"He's doing a very good job," Texas manager Ron Washington told the Fort Worth Star-Telegram. "You've got to give Max credit. He has been working awfully hard, hanging out with the pitching staff, trying to learn what they like. You have to give him credit. We all knew he could swing the bat, and it was nice to see him swing it [Wednesday night]. But I think he is coming along as a catcher."
Treanor has started most of the games since being recalled to the Rangers and has gained the trust of the pitching staff for his solid work behind the plate. In his 20 starts, the Rangers are 14-6.
Nunez putting together dominant streak: Leo Nunez is 2-0 with seven saves and has allowed just one run in 15 1/3 innings with the Marlins. He has allowed just five walks, has 17 strikeouts and opposing batters are hitting just .104 against him.
"He's throwing 95 and has a great changeup going and has added that slider," catcher John Baker told the South Florida Sun-Sentinel. "Last year guys could sit on one speed and now he has three, and that is big for him now. That and getting ahead."
"He has been attacking the strike zone," pitching coach Randy St. Claire said. "His walks are way down. He is being aggressive.
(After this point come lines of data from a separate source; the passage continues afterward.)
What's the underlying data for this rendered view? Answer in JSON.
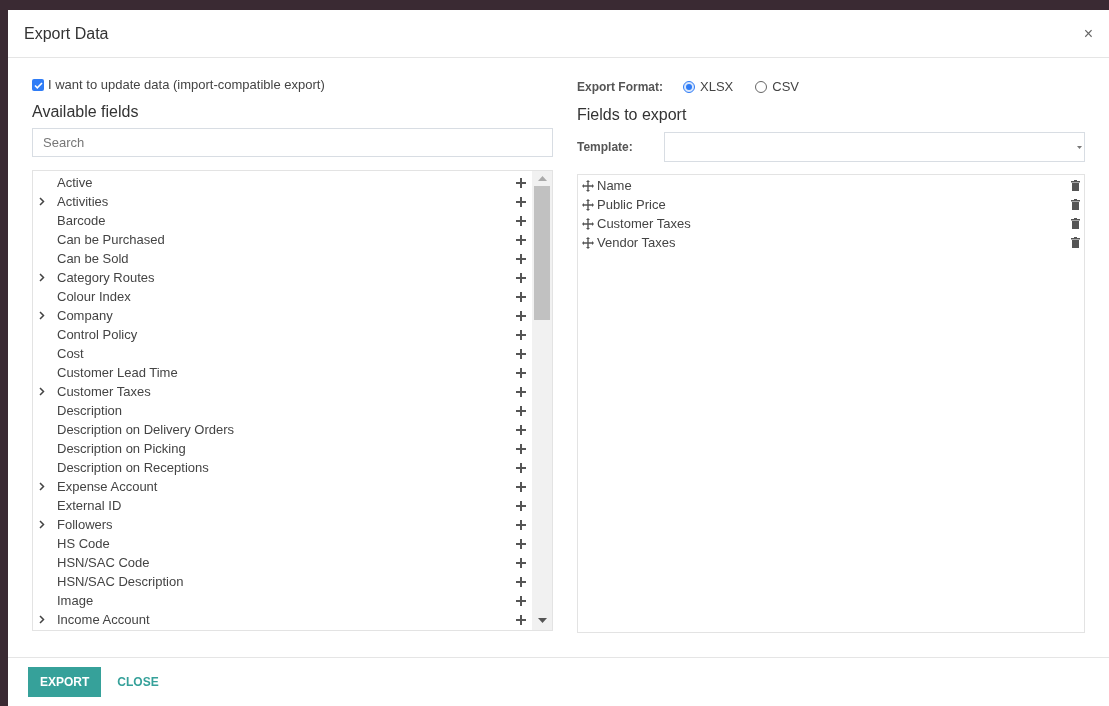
{
  "dialog": {
    "title": "Export Data",
    "close": "×"
  },
  "import_compatible": {
    "label": "I want to update data (import-compatible export)",
    "checked": true
  },
  "available": {
    "heading": "Available fields",
    "search_placeholder": "Search",
    "fields": [
      {
        "label": "Active",
        "expandable": false
      },
      {
        "label": "Activities",
        "expandable": true
      },
      {
        "label": "Barcode",
        "expandable": false
      },
      {
        "label": "Can be Purchased",
        "expandable": false
      },
      {
        "label": "Can be Sold",
        "expandable": false
      },
      {
        "label": "Category Routes",
        "expandable": true
      },
      {
        "label": "Colour Index",
        "expandable": false
      },
      {
        "label": "Company",
        "expandable": true
      },
      {
        "label": "Control Policy",
        "expandable": false
      },
      {
        "label": "Cost",
        "expandable": false
      },
      {
        "label": "Customer Lead Time",
        "expandable": false
      },
      {
        "label": "Customer Taxes",
        "expandable": true
      },
      {
        "label": "Description",
        "expandable": false
      },
      {
        "label": "Description on Delivery Orders",
        "expandable": false
      },
      {
        "label": "Description on Picking",
        "expandable": false
      },
      {
        "label": "Description on Receptions",
        "expandable": false
      },
      {
        "label": "Expense Account",
        "expandable": true
      },
      {
        "label": "External ID",
        "expandable": false
      },
      {
        "label": "Followers",
        "expandable": true
      },
      {
        "label": "HS Code",
        "expandable": false
      },
      {
        "label": "HSN/SAC Code",
        "expandable": false
      },
      {
        "label": "HSN/SAC Description",
        "expandable": false
      },
      {
        "label": "Image",
        "expandable": false
      },
      {
        "label": "Income Account",
        "expandable": true
      }
    ]
  },
  "export_format": {
    "label": "Export Format:",
    "options": [
      {
        "label": "XLSX",
        "selected": true
      },
      {
        "label": "CSV",
        "selected": false
      }
    ]
  },
  "to_export": {
    "heading": "Fields to export",
    "template_label": "Template:",
    "fields": [
      "Name",
      "Public Price",
      "Customer Taxes",
      "Vendor Taxes"
    ]
  },
  "buttons": {
    "export": "EXPORT",
    "close": "CLOSE"
  }
}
That is the key to success."
Bernadina snags the Elvis wig after breaking out: The Nationals have confidence in Roger Bernadina and the 26-year-old Curacao native earned the team's silver Elvis wig for his effort against the Mets on Wednesday night.
"He's made some strides," general manager Mike Rizzo told the The Washington Post of Bernadina. "You keep thinking he's getting close and close and close, and today he showed a flash of what he could be."
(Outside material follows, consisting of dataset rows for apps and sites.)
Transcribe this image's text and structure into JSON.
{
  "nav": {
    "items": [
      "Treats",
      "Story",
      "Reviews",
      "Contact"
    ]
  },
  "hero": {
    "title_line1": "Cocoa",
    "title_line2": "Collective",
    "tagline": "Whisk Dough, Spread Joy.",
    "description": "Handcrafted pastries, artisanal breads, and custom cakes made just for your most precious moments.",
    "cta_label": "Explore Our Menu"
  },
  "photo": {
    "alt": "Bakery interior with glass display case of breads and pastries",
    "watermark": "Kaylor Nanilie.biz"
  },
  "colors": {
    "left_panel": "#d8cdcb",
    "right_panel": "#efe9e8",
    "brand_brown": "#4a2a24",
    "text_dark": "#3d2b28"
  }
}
Loney on pace for another huge RBI year: James Loney has driven in 90 runs in back-to-back seasons. This year he is hitting .324 and is on pace to drive in 110 runs with 14 homers.
"I'm just trying to drive the ball, and I feel like I'm driving the ball better," Loney told the Los Angeles Times. "That's just from squaring up the ball against the bat better, too. Plus there are the workouts you put in, getting stronger. I think it's a combination of things."
Dunston sees bright future for Castro: Count former Cubs star Shawon Dunston among shortstop Starlin Castro's fans.
"I saw him in Spring Training and he is really polished," Dunston told the Chicago Tribune. "He was much smoother than I was. He just needs to concentrate on playing; don't worry about what people say good about him or bad about him."
Austin Jackson gets rave reviews from Damon: Veteran teammate Johnny Damon is impressed with rookie center fielder Austin Jackson.
"I knew he was a very good player in the Yankees organization, and I got to see him quite a bit," Damon told the Detroit News. "The development that he's made from last year is amazing. He's a Gold Glove-type of center fielder and a guy who's very smart. He understands the game, and he's around some veterans who understand the game.
"He was ready two years ago to be called up to the big leagues. Unfortunately in New York, there was logjam, and he had to keep paying his dues and had to sit down there in Double-A or Triple-A. I felt like he's been ready, and fortunately for him at the age of 23 now, he's already blossomed."
This story was not subject to the approval of Major League Baseball or its clubs.